Excellent, important book. (Here's the last excerpt I posted: https://plus.google.com/+JamesHarrisDesign/posts/X9K97cUvxuT
) After describing how the Watson supercomputer systematically destroyed its competitors on Jeopardy!, even at tasks requiring great breadth of insight and mastery of the English language, he writes:
I'll admit it: Watson scared the living heck out of me.
As I watched it deftly intuit puns, juggle millenia's worth of information, and tear through human opponents like some sort of bionic brain-shark, a technological dystopia unfolded in my grim imagination. This is it! We're finally doomed. I could imagine Watson-like AI slowly colonizing our world. Knowledge workers would be tossed out of their jobs. Shows like Jeopardy!--indeed, all feats of human intellectual legerdemain--would become irrelevant. And as we all started walking around with copies of Watson in our wearable computers, we'd get mentally lazier, relying on it to transactively retrieve every piece of knowledge, internalizing nothing, our minds echoing like empty hallways. Deep conversation would grind to a halt as we became ever more entranced with pulling celebrity trivia out of Watson, and eventually humans would devolve into a sort of meatspace buffer through which instances of Watson would basically just talk to each other
. Doomed, I tell you.
Obviously, I don't really believe this dire scenario. But even for me, such dystopian predictions are easy to generate. Why is that? Among other things, doomsaying is emotionally self-protective: If you complain that today's technology is wrecking the culture, you can tell yourself you're a gimlet-eyed critic who isn't hoodwinked by high-tech trends and silly popular activities like social networking. You seem like someone who has a richer, deeper appreciation for the past and who stands above the triviality of today's life. Indeed, some clever experiments by Harvard's Teresa Amabile and others have found that when people hear negative, critical views, they regard them as inherently more intelligent than optimistic ones; when we're trying to seem smart to others, we tend to say critical, negative things. I suspect this is partly why so much high-brow tech punditry proceeds instinctively from the pessimistic view, and why we're told so often and so vehemently that today's thinking tools make us only shallow and narcissistic, that we ought to be ashamed for using them.

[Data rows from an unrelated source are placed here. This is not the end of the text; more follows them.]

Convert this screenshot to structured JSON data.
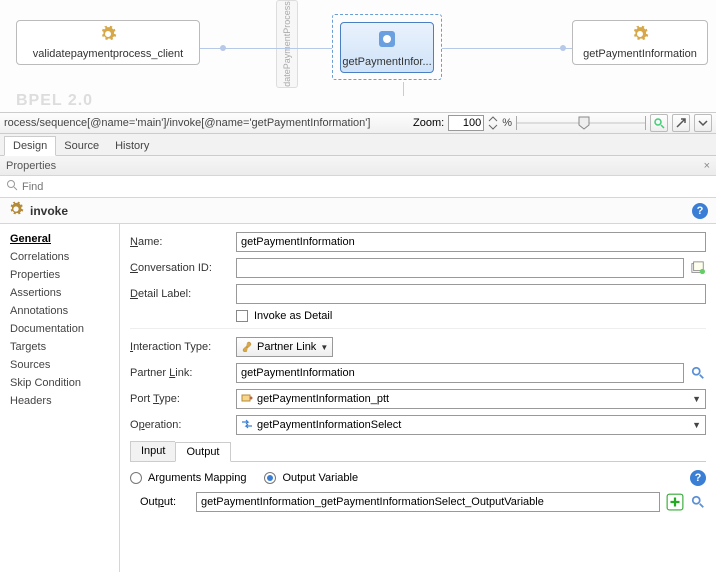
{
  "canvas": {
    "watermark": "BPEL 2.0",
    "vertical_label": "datePaymentProcess",
    "nodes": {
      "left": {
        "label": "validatepaymentprocess_client"
      },
      "mid": {
        "label": "getPaymentInfor..."
      },
      "right": {
        "label": "getPaymentInformation"
      }
    }
  },
  "breadcrumb": "rocess/sequence[@name='main']/invoke[@name='getPaymentInformation']",
  "zoom": {
    "label": "Zoom:",
    "value": "100",
    "pct": "%"
  },
  "tabs": {
    "design": "Design",
    "source": "Source",
    "history": "History"
  },
  "properties_header": "Properties",
  "find_placeholder": "Find",
  "invoke_title": "invoke",
  "side": {
    "items": [
      "General",
      "Correlations",
      "Properties",
      "Assertions",
      "Annotations",
      "Documentation",
      "Targets",
      "Sources",
      "Skip Condition",
      "Headers"
    ]
  },
  "form": {
    "name_label_pre": "N",
    "name_label_post": "ame:",
    "name_value": "getPaymentInformation",
    "cid_label_pre": "C",
    "cid_label_post": "onversation ID:",
    "cid_value": "",
    "detail_label_pre": "D",
    "detail_label_post": "etail Label:",
    "detail_value": "",
    "invoke_as_detail": "Invoke as Detail",
    "interaction_type_label_pre": "I",
    "interaction_type_label_post": "nteraction Type:",
    "interaction_type_value": "Partner Link",
    "partner_link_label_pre": "Partner ",
    "partner_link_label_u": "L",
    "partner_link_label_post": "ink:",
    "partner_link_value": "getPaymentInformation",
    "port_type_label_pre": "Port ",
    "port_type_label_u": "T",
    "port_type_label_post": "ype:",
    "port_type_value": "getPaymentInformation_ptt",
    "operation_label_pre": "O",
    "operation_label_u": "p",
    "operation_label_post": "eration:",
    "operation_value": "getPaymentInformationSelect",
    "subtabs": {
      "input": "Input",
      "output": "Output"
    },
    "arguments_mapping": "Arguments Mapping",
    "output_variable": "Output Variable",
    "output_label_pre": "Out",
    "output_label_u": "p",
    "output_label_post": "ut:",
    "output_value": "getPaymentInformation_getPaymentInformationSelect_OutputVariable"
  }
}
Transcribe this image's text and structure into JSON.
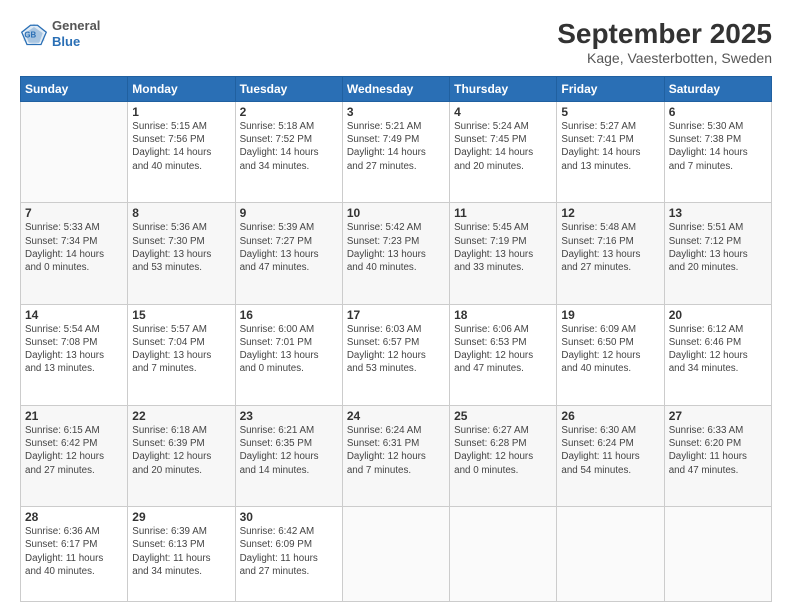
{
  "header": {
    "logo_line1": "General",
    "logo_line2": "Blue",
    "month_year": "September 2025",
    "location": "Kage, Vaesterbotten, Sweden"
  },
  "days": [
    "Sunday",
    "Monday",
    "Tuesday",
    "Wednesday",
    "Thursday",
    "Friday",
    "Saturday"
  ],
  "weeks": [
    [
      {
        "num": "",
        "info": ""
      },
      {
        "num": "1",
        "info": "Sunrise: 5:15 AM\nSunset: 7:56 PM\nDaylight: 14 hours\nand 40 minutes."
      },
      {
        "num": "2",
        "info": "Sunrise: 5:18 AM\nSunset: 7:52 PM\nDaylight: 14 hours\nand 34 minutes."
      },
      {
        "num": "3",
        "info": "Sunrise: 5:21 AM\nSunset: 7:49 PM\nDaylight: 14 hours\nand 27 minutes."
      },
      {
        "num": "4",
        "info": "Sunrise: 5:24 AM\nSunset: 7:45 PM\nDaylight: 14 hours\nand 20 minutes."
      },
      {
        "num": "5",
        "info": "Sunrise: 5:27 AM\nSunset: 7:41 PM\nDaylight: 14 hours\nand 13 minutes."
      },
      {
        "num": "6",
        "info": "Sunrise: 5:30 AM\nSunset: 7:38 PM\nDaylight: 14 hours\nand 7 minutes."
      }
    ],
    [
      {
        "num": "7",
        "info": "Sunrise: 5:33 AM\nSunset: 7:34 PM\nDaylight: 14 hours\nand 0 minutes."
      },
      {
        "num": "8",
        "info": "Sunrise: 5:36 AM\nSunset: 7:30 PM\nDaylight: 13 hours\nand 53 minutes."
      },
      {
        "num": "9",
        "info": "Sunrise: 5:39 AM\nSunset: 7:27 PM\nDaylight: 13 hours\nand 47 minutes."
      },
      {
        "num": "10",
        "info": "Sunrise: 5:42 AM\nSunset: 7:23 PM\nDaylight: 13 hours\nand 40 minutes."
      },
      {
        "num": "11",
        "info": "Sunrise: 5:45 AM\nSunset: 7:19 PM\nDaylight: 13 hours\nand 33 minutes."
      },
      {
        "num": "12",
        "info": "Sunrise: 5:48 AM\nSunset: 7:16 PM\nDaylight: 13 hours\nand 27 minutes."
      },
      {
        "num": "13",
        "info": "Sunrise: 5:51 AM\nSunset: 7:12 PM\nDaylight: 13 hours\nand 20 minutes."
      }
    ],
    [
      {
        "num": "14",
        "info": "Sunrise: 5:54 AM\nSunset: 7:08 PM\nDaylight: 13 hours\nand 13 minutes."
      },
      {
        "num": "15",
        "info": "Sunrise: 5:57 AM\nSunset: 7:04 PM\nDaylight: 13 hours\nand 7 minutes."
      },
      {
        "num": "16",
        "info": "Sunrise: 6:00 AM\nSunset: 7:01 PM\nDaylight: 13 hours\nand 0 minutes."
      },
      {
        "num": "17",
        "info": "Sunrise: 6:03 AM\nSunset: 6:57 PM\nDaylight: 12 hours\nand 53 minutes."
      },
      {
        "num": "18",
        "info": "Sunrise: 6:06 AM\nSunset: 6:53 PM\nDaylight: 12 hours\nand 47 minutes."
      },
      {
        "num": "19",
        "info": "Sunrise: 6:09 AM\nSunset: 6:50 PM\nDaylight: 12 hours\nand 40 minutes."
      },
      {
        "num": "20",
        "info": "Sunrise: 6:12 AM\nSunset: 6:46 PM\nDaylight: 12 hours\nand 34 minutes."
      }
    ],
    [
      {
        "num": "21",
        "info": "Sunrise: 6:15 AM\nSunset: 6:42 PM\nDaylight: 12 hours\nand 27 minutes."
      },
      {
        "num": "22",
        "info": "Sunrise: 6:18 AM\nSunset: 6:39 PM\nDaylight: 12 hours\nand 20 minutes."
      },
      {
        "num": "23",
        "info": "Sunrise: 6:21 AM\nSunset: 6:35 PM\nDaylight: 12 hours\nand 14 minutes."
      },
      {
        "num": "24",
        "info": "Sunrise: 6:24 AM\nSunset: 6:31 PM\nDaylight: 12 hours\nand 7 minutes."
      },
      {
        "num": "25",
        "info": "Sunrise: 6:27 AM\nSunset: 6:28 PM\nDaylight: 12 hours\nand 0 minutes."
      },
      {
        "num": "26",
        "info": "Sunrise: 6:30 AM\nSunset: 6:24 PM\nDaylight: 11 hours\nand 54 minutes."
      },
      {
        "num": "27",
        "info": "Sunrise: 6:33 AM\nSunset: 6:20 PM\nDaylight: 11 hours\nand 47 minutes."
      }
    ],
    [
      {
        "num": "28",
        "info": "Sunrise: 6:36 AM\nSunset: 6:17 PM\nDaylight: 11 hours\nand 40 minutes."
      },
      {
        "num": "29",
        "info": "Sunrise: 6:39 AM\nSunset: 6:13 PM\nDaylight: 11 hours\nand 34 minutes."
      },
      {
        "num": "30",
        "info": "Sunrise: 6:42 AM\nSunset: 6:09 PM\nDaylight: 11 hours\nand 27 minutes."
      },
      {
        "num": "",
        "info": ""
      },
      {
        "num": "",
        "info": ""
      },
      {
        "num": "",
        "info": ""
      },
      {
        "num": "",
        "info": ""
      }
    ]
  ]
}
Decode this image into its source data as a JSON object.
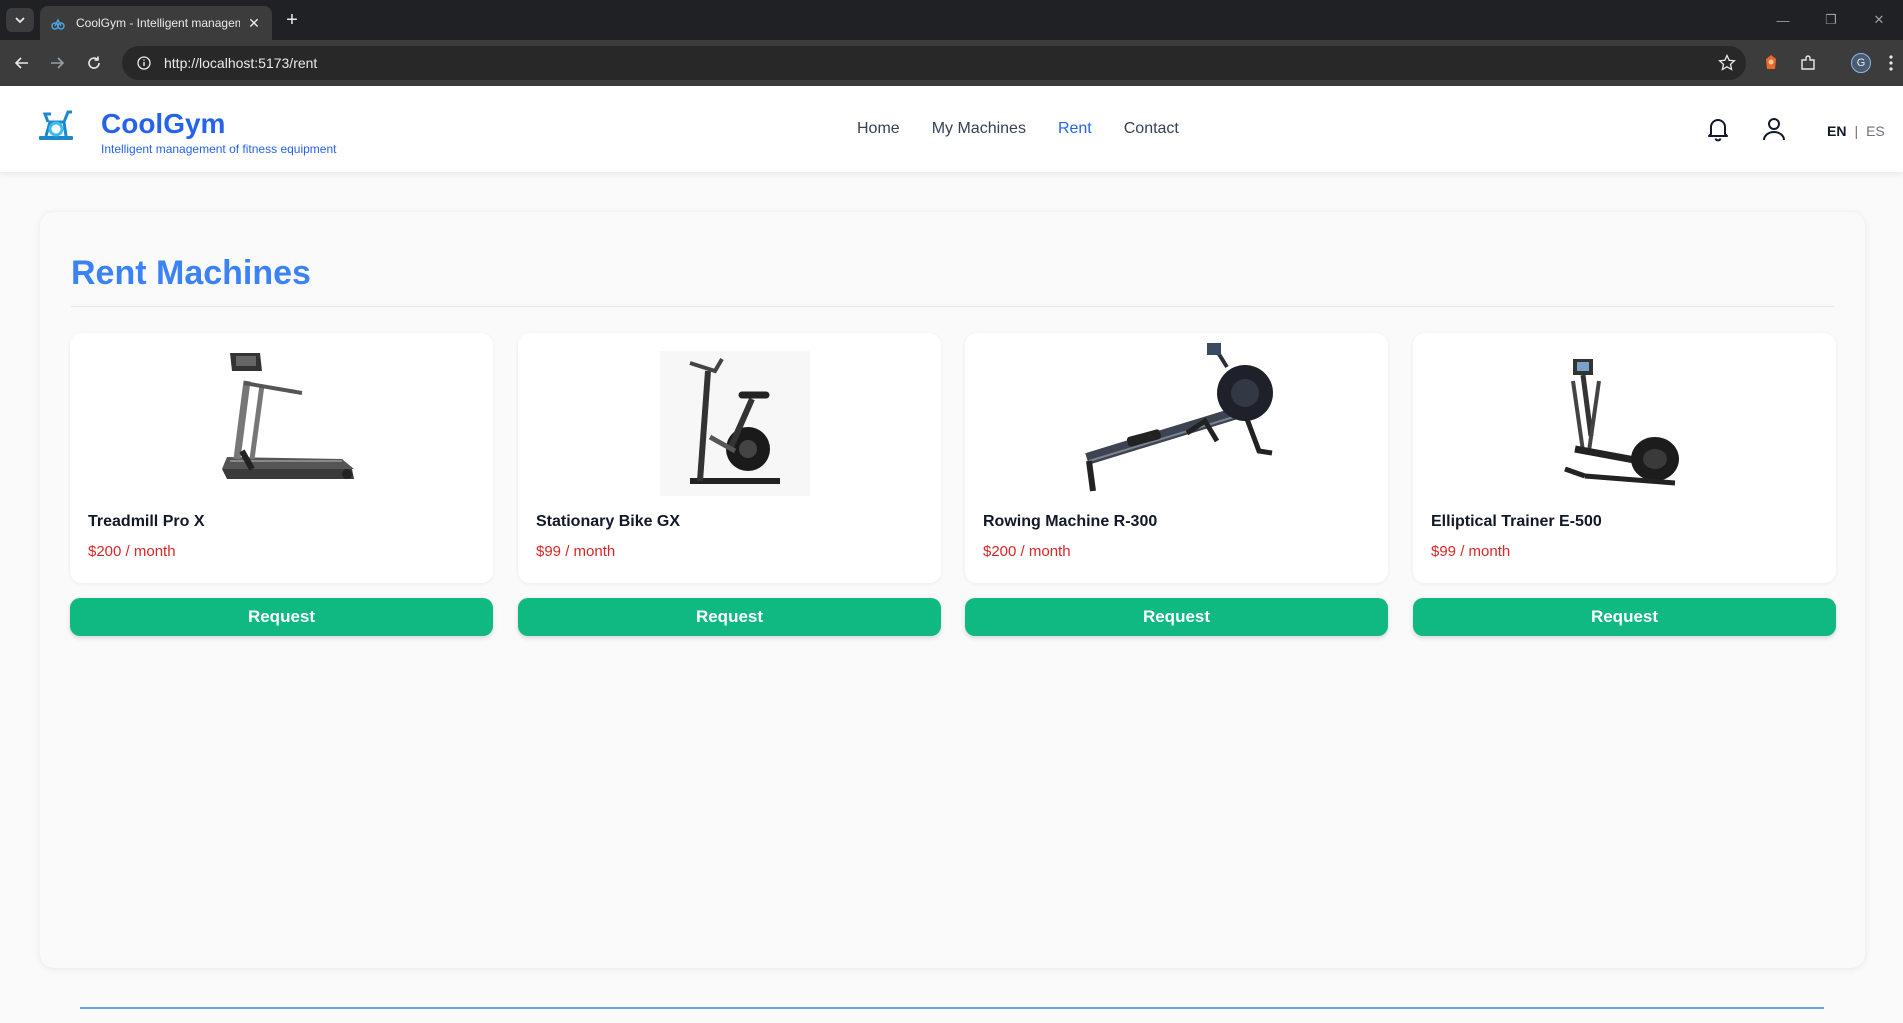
{
  "browser": {
    "tab_title": "CoolGym - Intelligent management of fitness equipment",
    "url": "http://localhost:5173/rent",
    "profile_initial": "G"
  },
  "header": {
    "brand_name": "CoolGym",
    "brand_tagline": "Intelligent management of fitness equipment",
    "nav": [
      "Home",
      "My Machines",
      "Rent",
      "Contact"
    ],
    "active_nav": "Rent",
    "lang": {
      "en": "EN",
      "separator": "|",
      "es": "ES",
      "active": "EN"
    }
  },
  "main": {
    "title": "Rent Machines",
    "machines": [
      {
        "name": "Treadmill Pro X",
        "price": "$200 / month",
        "image": "treadmill"
      },
      {
        "name": "Stationary Bike GX",
        "price": "$99 / month",
        "image": "stationary-bike"
      },
      {
        "name": "Rowing Machine R-300",
        "price": "$200 / month",
        "image": "rowing-machine"
      },
      {
        "name": "Elliptical Trainer E-500",
        "price": "$99 / month",
        "image": "elliptical-trainer"
      }
    ],
    "request_label": "Request"
  },
  "colors": {
    "brand": "#2563eb",
    "title": "#3b82f6",
    "price": "#dc2626",
    "button": "#10b981"
  }
}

But as I've argued, this reflexively dystopian view is just as misleading as the giddy boosterism of Silicon Valley. Its nostalgia is false; it pretends these cultural prophecies of doom are somehow new and haven't occurred with metronomic regularity, and in nearly identical form, for centuries. And it ignores the many brilliant new ways we've harnessed new technologies, from the delightful and everyday (using funny hashtags to joke around with like-minded strangers worldwide) to the rare and august (collaborating on Fold.it to solve medical problems).
Understanding how to use new tools for thought requires not just a critical eye, but curiosity and experimentation. ... We'll truly figure out what Watson is for only when people begin using the software to make jokes, to play games, to hassle each other. ...
How should you respond when you get powerful new tools for finding answers?
Think of harder questions.